If you’re only brand new to the wonderful world of ammunition, you’ll likely have encountered — and been baffled by the meaning of — the “+P” suffix on some ammo. What is +P ammo?
Some common examples are: 9mm +P, 45 ACP +P, 38 Special +P, et cetera.
You’ll wonder what makes +P ammo so much “plus-ier,” which firearms you can use it with, and whether you should even bother with it.
Good news: After you’ve read this short article, you’ll get an A+ on any +P ammo test you could be given.
What is +P Ammo?
+P ammo is overpressure ammo. Quite simply, manufacturers load +P rounds to higher internal pressures than their specifications traditionally call for. This means upon ignition the load creates a significantly higher chamber pressure. As a result, the cartridge launches its bullet out of the muzzle faster than a standard load could.
There is a group called the Sporing Arms and Manufacturers Institute (SAAMI). This group coordinates technical data and sets standards to ensure safe firearm use. In other words, SAAMI sets the standard for size and loaded pressure in ammo. Reputable ammo makers will work to meet those standards.
What Do You Use +P Ammo For?
The big ammo companies make +P ammo almost exclusively for self-defense use. Typically, greater muzzle velocity delivers more of what some shooters refer to as stopping power. Shooters generally want more energy from a bullet when trying to neutralize a threat so the +P load makes sense.
A faster bullet also maintains a flatter trajectory in flight. This can benefit accuracy. You will have to compensate for relatively greater recoil while firing a +P round, however. So, it might be harder to get follow-up shots on your target reliably.
Should You Use It for Self-Defense?
If you would feel more confident with its boosted performance at your disposal, by all means, do. Just keep a couple of caveats in mind.
First, added pressure can inflict accelerated wear and tear on a firearm’s moving parts, which a semi-automatic has more of than a revolver. You’re better off not training with +P ammo if your weapon’s longevity is a concern.
Second, you must absolutely be certain your firearm is rated to handle the greater chamber pressure that a +P load generates.
Look for a “+P” stamped on its barrel or frame, check with its manufacturer, read the documentation that it came with, or consult an expert. While firing a +P round in a firearm that isn’t rated for it isn’t likely to blow your fingers into different area codes, it could destroy the firearm. That’s a bummer too.
Firearms are expensive, and we would rather you spend your money on ammunition than a replacement for a weapon that you could have avoided destroying!
+P Versus Standard Pressure Ammo
To get a sense of exactly what +P ammo is, let’s compare two common rounds. With a chronograph at a controlled shooting range, we fired Federal HST 9mm ammo in both their standard load and their 124 grain +P HST load.
We fired 5 rounds of each load with a Glock 17. The graphic below gives you the raw data but a summary is what is most important.

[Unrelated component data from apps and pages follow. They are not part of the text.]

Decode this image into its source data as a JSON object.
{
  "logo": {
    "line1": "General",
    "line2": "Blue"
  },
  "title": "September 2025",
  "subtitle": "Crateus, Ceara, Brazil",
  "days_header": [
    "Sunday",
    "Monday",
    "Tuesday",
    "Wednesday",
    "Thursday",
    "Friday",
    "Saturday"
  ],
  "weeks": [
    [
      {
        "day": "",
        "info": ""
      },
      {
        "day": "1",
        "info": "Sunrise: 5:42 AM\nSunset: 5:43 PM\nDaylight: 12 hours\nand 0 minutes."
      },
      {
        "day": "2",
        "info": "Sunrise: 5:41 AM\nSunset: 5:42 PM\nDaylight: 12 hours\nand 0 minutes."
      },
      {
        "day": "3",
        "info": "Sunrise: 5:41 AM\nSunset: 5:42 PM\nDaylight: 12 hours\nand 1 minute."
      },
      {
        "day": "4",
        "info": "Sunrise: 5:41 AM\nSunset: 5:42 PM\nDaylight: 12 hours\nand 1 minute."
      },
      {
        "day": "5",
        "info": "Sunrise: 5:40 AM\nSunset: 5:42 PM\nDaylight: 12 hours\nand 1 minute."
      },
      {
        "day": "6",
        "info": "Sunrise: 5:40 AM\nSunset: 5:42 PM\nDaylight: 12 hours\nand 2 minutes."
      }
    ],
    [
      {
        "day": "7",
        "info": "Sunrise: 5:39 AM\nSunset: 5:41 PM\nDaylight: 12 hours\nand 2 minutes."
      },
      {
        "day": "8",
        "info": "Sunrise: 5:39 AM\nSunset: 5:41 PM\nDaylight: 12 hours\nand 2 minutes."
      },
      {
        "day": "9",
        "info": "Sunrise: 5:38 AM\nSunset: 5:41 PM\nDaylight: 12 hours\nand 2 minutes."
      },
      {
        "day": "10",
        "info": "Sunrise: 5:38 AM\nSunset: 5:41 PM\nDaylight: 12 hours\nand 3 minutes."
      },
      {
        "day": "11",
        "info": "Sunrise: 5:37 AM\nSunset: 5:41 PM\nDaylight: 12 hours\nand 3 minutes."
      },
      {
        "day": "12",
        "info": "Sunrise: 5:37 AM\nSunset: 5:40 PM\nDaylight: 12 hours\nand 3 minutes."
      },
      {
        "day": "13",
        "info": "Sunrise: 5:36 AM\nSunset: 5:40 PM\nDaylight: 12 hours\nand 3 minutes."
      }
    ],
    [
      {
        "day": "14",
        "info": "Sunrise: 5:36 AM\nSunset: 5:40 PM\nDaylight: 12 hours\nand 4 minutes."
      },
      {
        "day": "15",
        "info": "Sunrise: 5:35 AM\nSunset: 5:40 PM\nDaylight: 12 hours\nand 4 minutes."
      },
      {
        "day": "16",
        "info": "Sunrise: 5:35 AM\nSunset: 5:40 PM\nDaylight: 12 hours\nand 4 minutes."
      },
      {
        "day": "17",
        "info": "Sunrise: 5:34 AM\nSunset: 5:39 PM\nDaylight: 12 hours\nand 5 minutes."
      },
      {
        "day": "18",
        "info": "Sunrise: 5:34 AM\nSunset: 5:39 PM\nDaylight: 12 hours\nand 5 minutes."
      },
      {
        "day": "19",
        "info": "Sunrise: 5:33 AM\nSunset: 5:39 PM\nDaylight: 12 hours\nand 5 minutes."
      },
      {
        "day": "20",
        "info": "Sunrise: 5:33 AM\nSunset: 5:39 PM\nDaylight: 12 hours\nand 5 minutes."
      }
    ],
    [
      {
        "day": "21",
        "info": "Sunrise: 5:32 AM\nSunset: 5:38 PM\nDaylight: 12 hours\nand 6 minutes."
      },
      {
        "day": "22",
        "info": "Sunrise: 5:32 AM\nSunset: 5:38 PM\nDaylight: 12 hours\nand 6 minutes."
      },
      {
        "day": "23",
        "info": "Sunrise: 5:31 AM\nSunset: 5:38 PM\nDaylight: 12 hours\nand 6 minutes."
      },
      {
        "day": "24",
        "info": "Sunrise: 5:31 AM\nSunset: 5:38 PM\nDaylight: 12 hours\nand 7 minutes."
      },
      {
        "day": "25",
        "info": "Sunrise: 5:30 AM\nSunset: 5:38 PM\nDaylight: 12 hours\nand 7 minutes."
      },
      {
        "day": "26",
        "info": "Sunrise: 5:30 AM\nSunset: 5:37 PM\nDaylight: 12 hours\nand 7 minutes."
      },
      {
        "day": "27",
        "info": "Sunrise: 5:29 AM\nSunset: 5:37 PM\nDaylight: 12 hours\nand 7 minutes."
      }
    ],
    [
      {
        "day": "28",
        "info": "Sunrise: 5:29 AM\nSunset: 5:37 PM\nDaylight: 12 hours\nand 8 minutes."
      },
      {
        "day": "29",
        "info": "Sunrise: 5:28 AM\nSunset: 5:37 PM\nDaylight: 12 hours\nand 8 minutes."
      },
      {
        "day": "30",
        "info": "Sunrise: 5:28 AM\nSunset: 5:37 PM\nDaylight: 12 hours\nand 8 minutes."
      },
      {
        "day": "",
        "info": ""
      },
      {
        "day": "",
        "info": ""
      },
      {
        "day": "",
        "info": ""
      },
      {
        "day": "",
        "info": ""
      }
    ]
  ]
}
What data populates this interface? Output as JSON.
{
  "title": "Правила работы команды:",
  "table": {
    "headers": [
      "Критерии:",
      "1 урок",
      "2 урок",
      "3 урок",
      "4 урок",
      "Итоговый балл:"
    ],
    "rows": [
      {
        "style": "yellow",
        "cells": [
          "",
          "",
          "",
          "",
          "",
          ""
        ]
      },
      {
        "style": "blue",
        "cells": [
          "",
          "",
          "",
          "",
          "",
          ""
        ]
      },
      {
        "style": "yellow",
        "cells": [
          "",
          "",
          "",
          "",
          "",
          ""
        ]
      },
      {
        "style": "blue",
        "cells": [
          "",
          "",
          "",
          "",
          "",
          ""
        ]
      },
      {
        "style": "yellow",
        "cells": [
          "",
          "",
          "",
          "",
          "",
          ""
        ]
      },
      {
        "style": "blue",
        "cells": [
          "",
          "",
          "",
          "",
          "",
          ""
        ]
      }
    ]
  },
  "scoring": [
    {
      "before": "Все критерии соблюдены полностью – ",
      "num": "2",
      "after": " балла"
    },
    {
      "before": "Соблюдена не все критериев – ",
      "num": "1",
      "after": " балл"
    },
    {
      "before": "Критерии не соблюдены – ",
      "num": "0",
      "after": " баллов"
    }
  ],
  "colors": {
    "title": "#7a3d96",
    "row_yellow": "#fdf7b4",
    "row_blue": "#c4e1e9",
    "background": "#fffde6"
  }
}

The +P ammo delivered an average of 30 feet per second more in muzzle velocity. That’s roughly a 3% difference. Considering all other variables are the same and what’s at stake with self-defense ammo – that 3% might be vital.
How Much More Pressure?
Just how much more pressure a +P load generates depends on its caliber. Whereas a standard 9mm load generates approximately 35,000 pounds per square inch, SAAMI specs dictate that a +P round ought to generate 38,500 psi. That’s about a 10% boost in chamber pressure.
In that vein, a 45 ACP +P should deliver 9.5% more psi; a 38 Special +P, 9%.
Intuitively, a +P+ load generates an even greater chamber pressure; A 9mm +P+ can boost chamber pressure by 18%. There is no set rule for exactly how a +P+ round’s performance ought to differ from that of a traditional load. +P+ ammo is commonly implemented for defense against bears, where it utilizes a bullet that favors deeper penetration over expansion, such as a hard cast.
Don’t mistake a +P cartridge with a magnum round. A magnum caliber is derived from a shorter, preexisting caliber. It has a longer casing that accommodates a heavier propellant charge.
The 357 Magnum, for example, is a longer round than its precursor, the 38 Special. That’s why why you can chamber 38 Special ammo in a 357 Magnum pistol but not vice versa.
A +P cartridge, on the other hand, shares identical physical dimensions with a standard one. Put a 9mm next to a 9mm +P. Their handstamps will be the only things that visually distinguish them from one another.
Don’t confuse a +P cartridge with a “proof round.” A proof round is exclusively used to test a newly manufactured firearm to determine whether it is defective or not. You would have to go out of your way to get proof rounds — breaking into Winchester after hours, for example — so don’t worry about accidentally loading one.